→ Instructions for the task
Please give back each entry below unaltered, leaving the pictures out.

**********

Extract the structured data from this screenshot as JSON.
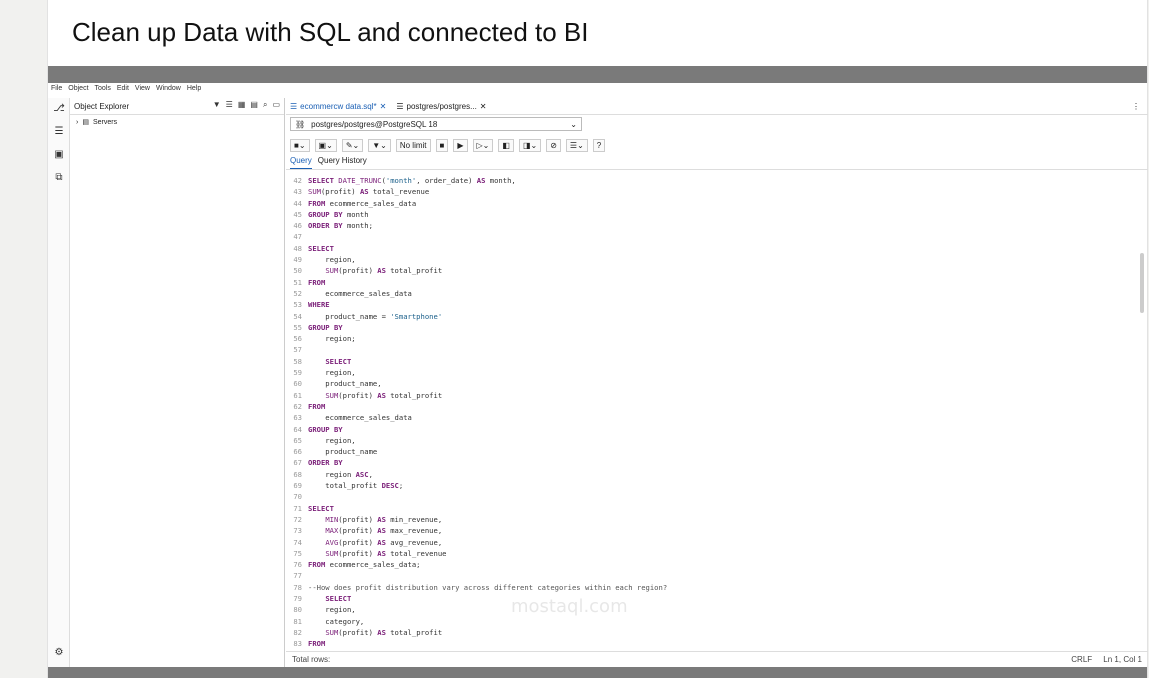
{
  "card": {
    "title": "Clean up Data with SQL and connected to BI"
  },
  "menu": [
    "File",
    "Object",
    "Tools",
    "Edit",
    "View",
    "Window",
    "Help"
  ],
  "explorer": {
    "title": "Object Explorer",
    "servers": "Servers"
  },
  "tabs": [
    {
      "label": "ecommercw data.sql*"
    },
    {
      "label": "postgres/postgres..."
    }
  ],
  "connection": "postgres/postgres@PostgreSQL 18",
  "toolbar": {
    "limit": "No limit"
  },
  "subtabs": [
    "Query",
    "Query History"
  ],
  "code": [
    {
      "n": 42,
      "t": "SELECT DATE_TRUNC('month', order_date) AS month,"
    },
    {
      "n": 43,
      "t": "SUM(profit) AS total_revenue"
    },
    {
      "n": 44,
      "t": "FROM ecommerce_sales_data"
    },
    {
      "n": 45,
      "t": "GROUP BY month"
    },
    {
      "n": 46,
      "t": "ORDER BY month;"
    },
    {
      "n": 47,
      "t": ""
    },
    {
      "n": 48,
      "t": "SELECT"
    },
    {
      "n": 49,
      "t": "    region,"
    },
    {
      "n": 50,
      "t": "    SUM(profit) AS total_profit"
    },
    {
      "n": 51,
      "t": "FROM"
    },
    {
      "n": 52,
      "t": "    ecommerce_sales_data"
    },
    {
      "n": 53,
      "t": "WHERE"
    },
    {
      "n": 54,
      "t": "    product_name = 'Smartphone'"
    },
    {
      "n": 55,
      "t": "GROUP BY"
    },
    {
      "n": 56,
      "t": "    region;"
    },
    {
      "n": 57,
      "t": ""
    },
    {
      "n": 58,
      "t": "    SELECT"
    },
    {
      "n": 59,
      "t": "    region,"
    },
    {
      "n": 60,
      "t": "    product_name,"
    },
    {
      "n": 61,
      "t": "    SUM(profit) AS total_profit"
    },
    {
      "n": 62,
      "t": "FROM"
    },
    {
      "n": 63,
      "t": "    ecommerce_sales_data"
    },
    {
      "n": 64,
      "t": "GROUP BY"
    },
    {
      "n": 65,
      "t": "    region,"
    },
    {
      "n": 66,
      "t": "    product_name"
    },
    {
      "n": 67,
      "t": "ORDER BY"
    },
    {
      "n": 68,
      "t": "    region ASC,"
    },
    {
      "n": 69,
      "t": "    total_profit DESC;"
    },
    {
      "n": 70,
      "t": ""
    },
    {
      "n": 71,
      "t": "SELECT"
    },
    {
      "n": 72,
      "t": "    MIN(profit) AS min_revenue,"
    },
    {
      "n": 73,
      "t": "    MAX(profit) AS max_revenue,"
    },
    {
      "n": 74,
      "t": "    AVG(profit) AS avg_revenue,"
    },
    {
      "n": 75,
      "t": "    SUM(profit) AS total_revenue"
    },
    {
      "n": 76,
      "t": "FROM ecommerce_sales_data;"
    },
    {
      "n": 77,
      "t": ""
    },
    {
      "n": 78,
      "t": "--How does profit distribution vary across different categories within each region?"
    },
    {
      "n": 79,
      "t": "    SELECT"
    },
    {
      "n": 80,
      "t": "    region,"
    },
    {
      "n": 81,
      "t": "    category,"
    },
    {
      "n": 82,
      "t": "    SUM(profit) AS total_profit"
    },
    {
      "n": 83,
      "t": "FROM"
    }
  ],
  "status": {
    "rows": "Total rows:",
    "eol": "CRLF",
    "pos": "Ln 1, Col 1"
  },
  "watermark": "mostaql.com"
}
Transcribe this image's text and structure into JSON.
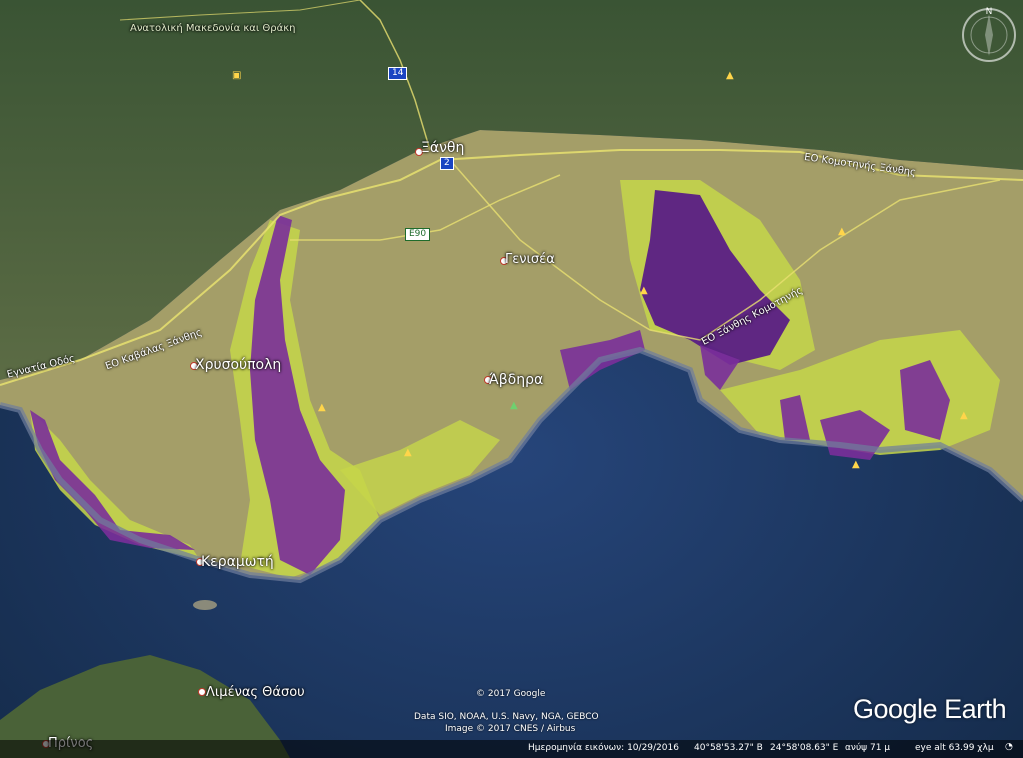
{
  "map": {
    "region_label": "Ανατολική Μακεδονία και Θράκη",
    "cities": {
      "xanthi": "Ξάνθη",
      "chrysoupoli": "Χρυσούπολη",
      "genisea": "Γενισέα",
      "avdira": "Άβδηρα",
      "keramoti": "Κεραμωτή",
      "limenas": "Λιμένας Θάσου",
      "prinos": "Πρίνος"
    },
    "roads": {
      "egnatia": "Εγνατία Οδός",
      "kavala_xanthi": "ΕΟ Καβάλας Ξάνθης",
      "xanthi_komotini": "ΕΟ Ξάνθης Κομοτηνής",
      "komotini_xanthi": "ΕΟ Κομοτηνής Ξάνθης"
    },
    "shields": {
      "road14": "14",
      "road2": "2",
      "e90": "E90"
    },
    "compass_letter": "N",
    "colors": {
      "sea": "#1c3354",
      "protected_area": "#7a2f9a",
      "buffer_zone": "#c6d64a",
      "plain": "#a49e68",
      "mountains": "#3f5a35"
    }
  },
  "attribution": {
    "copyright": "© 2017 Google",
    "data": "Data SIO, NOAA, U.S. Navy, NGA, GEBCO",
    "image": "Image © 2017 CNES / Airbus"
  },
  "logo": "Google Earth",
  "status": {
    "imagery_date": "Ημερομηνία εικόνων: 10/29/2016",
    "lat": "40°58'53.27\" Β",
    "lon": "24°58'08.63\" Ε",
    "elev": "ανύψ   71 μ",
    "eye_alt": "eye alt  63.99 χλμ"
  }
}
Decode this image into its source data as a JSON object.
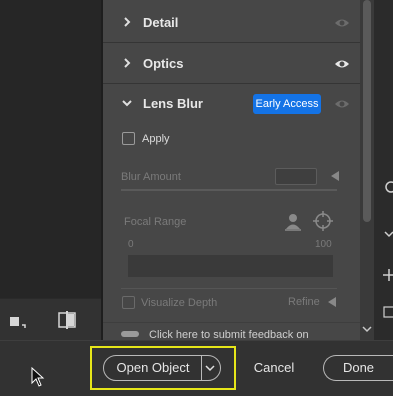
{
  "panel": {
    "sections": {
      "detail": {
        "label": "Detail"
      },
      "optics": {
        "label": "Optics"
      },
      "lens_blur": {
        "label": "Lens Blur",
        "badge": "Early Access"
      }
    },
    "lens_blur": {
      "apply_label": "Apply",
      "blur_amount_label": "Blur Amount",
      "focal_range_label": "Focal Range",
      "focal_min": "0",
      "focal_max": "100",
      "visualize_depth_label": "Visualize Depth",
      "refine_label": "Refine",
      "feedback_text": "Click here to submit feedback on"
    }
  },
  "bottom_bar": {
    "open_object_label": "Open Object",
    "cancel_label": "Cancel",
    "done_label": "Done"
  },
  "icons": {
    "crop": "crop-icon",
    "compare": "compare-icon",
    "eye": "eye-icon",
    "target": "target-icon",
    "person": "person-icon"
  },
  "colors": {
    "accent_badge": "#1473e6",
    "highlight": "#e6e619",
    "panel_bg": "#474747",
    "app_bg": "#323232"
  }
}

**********

→ Reply to the task
Extract the structured data from this screenshot as JSON.
{
  "card": {
    "title": "Clean up Data with SQL and connected to BI"
  },
  "menu": [
    "File",
    "Object",
    "Tools",
    "Edit",
    "View",
    "Window",
    "Help"
  ],
  "explorer": {
    "title": "Object Explorer",
    "servers": "Servers"
  },
  "tabs": [
    {
      "label": "ecommercw data.sql*"
    },
    {
      "label": "postgres/postgres..."
    }
  ],
  "connection": "postgres/postgres@PostgreSQL 18",
  "toolbar": {
    "limit": "No limit"
  },
  "subtabs": [
    "Query",
    "Query History"
  ],
  "code": [
    {
      "n": 42,
      "t": "SELECT DATE_TRUNC('month', order_date) AS month,"
    },
    {
      "n": 43,
      "t": "SUM(profit) AS total_revenue"
    },
    {
      "n": 44,
      "t": "FROM ecommerce_sales_data"
    },
    {
      "n": 45,
      "t": "GROUP BY month"
    },
    {
      "n": 46,
      "t": "ORDER BY month;"
    },
    {
      "n": 47,
      "t": ""
    },
    {
      "n": 48,
      "t": "SELECT"
    },
    {
      "n": 49,
      "t": "    region,"
    },
    {
      "n": 50,
      "t": "    SUM(profit) AS total_profit"
    },
    {
      "n": 51,
      "t": "FROM"
    },
    {
      "n": 52,
      "t": "    ecommerce_sales_data"
    },
    {
      "n": 53,
      "t": "WHERE"
    },
    {
      "n": 54,
      "t": "    product_name = 'Smartphone'"
    },
    {
      "n": 55,
      "t": "GROUP BY"
    },
    {
      "n": 56,
      "t": "    region;"
    },
    {
      "n": 57,
      "t": ""
    },
    {
      "n": 58,
      "t": "    SELECT"
    },
    {
      "n": 59,
      "t": "    region,"
    },
    {
      "n": 60,
      "t": "    product_name,"
    },
    {
      "n": 61,
      "t": "    SUM(profit) AS total_profit"
    },
    {
      "n": 62,
      "t": "FROM"
    },
    {
      "n": 63,
      "t": "    ecommerce_sales_data"
    },
    {
      "n": 64,
      "t": "GROUP BY"
    },
    {
      "n": 65,
      "t": "    region,"
    },
    {
      "n": 66,
      "t": "    product_name"
    },
    {
      "n": 67,
      "t": "ORDER BY"
    },
    {
      "n": 68,
      "t": "    region ASC,"
    },
    {
      "n": 69,
      "t": "    total_profit DESC;"
    },
    {
      "n": 70,
      "t": ""
    },
    {
      "n": 71,
      "t": "SELECT"
    },
    {
      "n": 72,
      "t": "    MIN(profit) AS min_revenue,"
    },
    {
      "n": 73,
      "t": "    MAX(profit) AS max_revenue,"
    },
    {
      "n": 74,
      "t": "    AVG(profit) AS avg_revenue,"
    },
    {
      "n": 75,
      "t": "    SUM(profit) AS total_revenue"
    },
    {
      "n": 76,
      "t": "FROM ecommerce_sales_data;"
    },
    {
      "n": 77,
      "t": ""
    },
    {
      "n": 78,
      "t": "--How does profit distribution vary across different categories within each region?"
    },
    {
      "n": 79,
      "t": "    SELECT"
    },
    {
      "n": 80,
      "t": "    region,"
    },
    {
      "n": 81,
      "t": "    category,"
    },
    {
      "n": 82,
      "t": "    SUM(profit) AS total_profit"
    },
    {
      "n": 83,
      "t": "FROM"
    }
  ],
  "status": {
    "rows": "Total rows:",
    "eol": "CRLF",
    "pos": "Ln 1, Col 1"
  },
  "watermark": "mostaql.com"
}
Transcribe this image's text and structure into JSON.
{
  "map": {
    "region_label": "Ανατολική Μακεδονία και Θράκη",
    "cities": {
      "xanthi": "Ξάνθη",
      "chrysoupoli": "Χρυσούπολη",
      "genisea": "Γενισέα",
      "avdira": "Άβδηρα",
      "keramoti": "Κεραμωτή",
      "limenas": "Λιμένας Θάσου",
      "prinos": "Πρίνος"
    },
    "roads": {
      "egnatia": "Εγνατία Οδός",
      "kavala_xanthi": "ΕΟ Καβάλας Ξάνθης",
      "xanthi_komotini": "ΕΟ Ξάνθης Κομοτηνής",
      "komotini_xanthi": "ΕΟ Κομοτηνής Ξάνθης"
    },
    "shields": {
      "road14": "14",
      "road2": "2",
      "e90": "E90"
    },
    "compass_letter": "N",
    "colors": {
      "sea": "#1c3354",
      "protected_area": "#7a2f9a",
      "buffer_zone": "#c6d64a",
      "plain": "#a49e68",
      "mountains": "#3f5a35"
    }
  },
  "attribution": {
    "copyright": "© 2017 Google",
    "data": "Data SIO, NOAA, U.S. Navy, NGA, GEBCO",
    "image": "Image © 2017 CNES / Airbus"
  },
  "logo": "Google Earth",
  "status": {
    "imagery_date": "Ημερομηνία εικόνων: 10/29/2016",
    "lat": "40°58'53.27\" Β",
    "lon": "24°58'08.63\" Ε",
    "elev": "ανύψ   71 μ",
    "eye_alt": "eye alt  63.99 χλμ"
  }
}
Decode this image into its source data as a JSON object.
{
  "panel": {
    "sections": {
      "detail": {
        "label": "Detail"
      },
      "optics": {
        "label": "Optics"
      },
      "lens_blur": {
        "label": "Lens Blur",
        "badge": "Early Access"
      }
    },
    "lens_blur": {
      "apply_label": "Apply",
      "blur_amount_label": "Blur Amount",
      "focal_range_label": "Focal Range",
      "focal_min": "0",
      "focal_max": "100",
      "visualize_depth_label": "Visualize Depth",
      "refine_label": "Refine",
      "feedback_text": "Click here to submit feedback on"
    }
  },
  "bottom_bar": {
    "open_object_label": "Open Object",
    "cancel_label": "Cancel",
    "done_label": "Done"
  },
  "icons": {
    "crop": "crop-icon",
    "compare": "compare-icon",
    "eye": "eye-icon",
    "target": "target-icon",
    "person": "person-icon"
  },
  "colors": {
    "accent_badge": "#1473e6",
    "highlight": "#e6e619",
    "panel_bg": "#474747",
    "app_bg": "#323232"
  }
}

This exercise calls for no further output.